By: Cody Boteler, Senior Editor
The president of Towson’s Inter-Fraternity Council has sent an email to chapter presidents reminding them not to talk with the media and advising students not to wear their letters.
“This is still a developing investigation and you are not at liberty to comment on the investigation,” the email said, according to a copy obtained by The Towerlight.
In an email to The Towerlight, Hunter Haines, the IFC president who sent the email out to Towson’s chapters, reiterated that he was “not at liberty” to discuss the situation.
Haines also clarified that students were advised to not wear their letters on or around campus in order to “avoid the media disrupting their daily academic routines for comments on information that is not confirmed yet.”

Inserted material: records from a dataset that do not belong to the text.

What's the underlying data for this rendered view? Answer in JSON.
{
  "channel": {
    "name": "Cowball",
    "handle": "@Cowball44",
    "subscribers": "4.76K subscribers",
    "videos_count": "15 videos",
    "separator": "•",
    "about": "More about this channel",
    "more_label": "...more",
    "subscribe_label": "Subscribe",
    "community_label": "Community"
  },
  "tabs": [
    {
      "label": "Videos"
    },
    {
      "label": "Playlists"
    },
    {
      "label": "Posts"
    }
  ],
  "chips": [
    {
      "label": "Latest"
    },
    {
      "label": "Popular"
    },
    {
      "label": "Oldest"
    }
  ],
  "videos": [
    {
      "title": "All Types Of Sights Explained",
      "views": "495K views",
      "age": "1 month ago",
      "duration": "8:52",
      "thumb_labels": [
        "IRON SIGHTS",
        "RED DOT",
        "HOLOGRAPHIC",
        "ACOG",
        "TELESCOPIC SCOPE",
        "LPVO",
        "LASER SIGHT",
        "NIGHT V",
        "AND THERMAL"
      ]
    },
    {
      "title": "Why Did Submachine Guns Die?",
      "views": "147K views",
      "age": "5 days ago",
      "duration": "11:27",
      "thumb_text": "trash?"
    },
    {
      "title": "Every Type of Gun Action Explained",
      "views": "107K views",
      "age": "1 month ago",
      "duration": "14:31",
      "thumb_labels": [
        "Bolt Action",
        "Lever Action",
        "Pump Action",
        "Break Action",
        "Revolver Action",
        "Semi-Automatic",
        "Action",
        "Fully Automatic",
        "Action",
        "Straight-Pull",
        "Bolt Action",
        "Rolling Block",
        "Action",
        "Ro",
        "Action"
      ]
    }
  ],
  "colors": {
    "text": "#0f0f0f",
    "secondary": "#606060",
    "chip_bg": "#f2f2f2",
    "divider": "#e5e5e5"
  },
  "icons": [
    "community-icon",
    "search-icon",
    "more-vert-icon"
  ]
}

Towson’s chapter of Tau Kappa Epsilon has been temporarily suspended, according to the fraternity’s national office.
In an emailed statement, Alex Baker, chief information officer for Tau Kappa Epsilon’s national chapter, said that they are “investigating this alleged incident at Towson University.”
“We are fully cooperating with the university and police investigations,” the email said. “If these allegations are found to be true, we will address the allegation swiftly and with appropriate action.”
The Towson University Police Department is working with Baltimore County Police to investigate an off-campus incident involving a Towson student.
Corporal Shawn Vinson, a BCPD public information officer, confirmed there was such an investigation but said it was too early for any details.
According to Director of Media Relations Ray Feldmann, privacy issues are preventing the University from disclosing any more details at this time.
TUPD declined to offer further comment, instead deferring to Feldmann.
WBAL News Radio is reporting that the victim’s family contacted them, alleging that the male victim was “forced to eat cat food and a liquid he was told was vinegar and pickle juice by members of Tau Kappa Epsilon fraternity” on March 31.
According to WBAL’s report, the student started vomiting blood hours later and was taken to a nearby hospital later that day. Per WBAL’s report, the student is still in the hospital.
Feldmann added that Towson takes all allegations of hazing very seriously.
“Our hazing policy is very clear: Hazing is against the law and is strictly prohibited at Towson University,” he said.
In Maryland, hazing is codified as a misdemeanor, and if someone is convicted of hazing, they can face fines up to $500, imprisonment up to six months, or both.
At Towson University, if a student organization is found to have been participating in hazing, the entire organization can be held culpable.
The Towerlight will continue to update this story as more information becomes available.
–Sam Shelton contributed research to this article.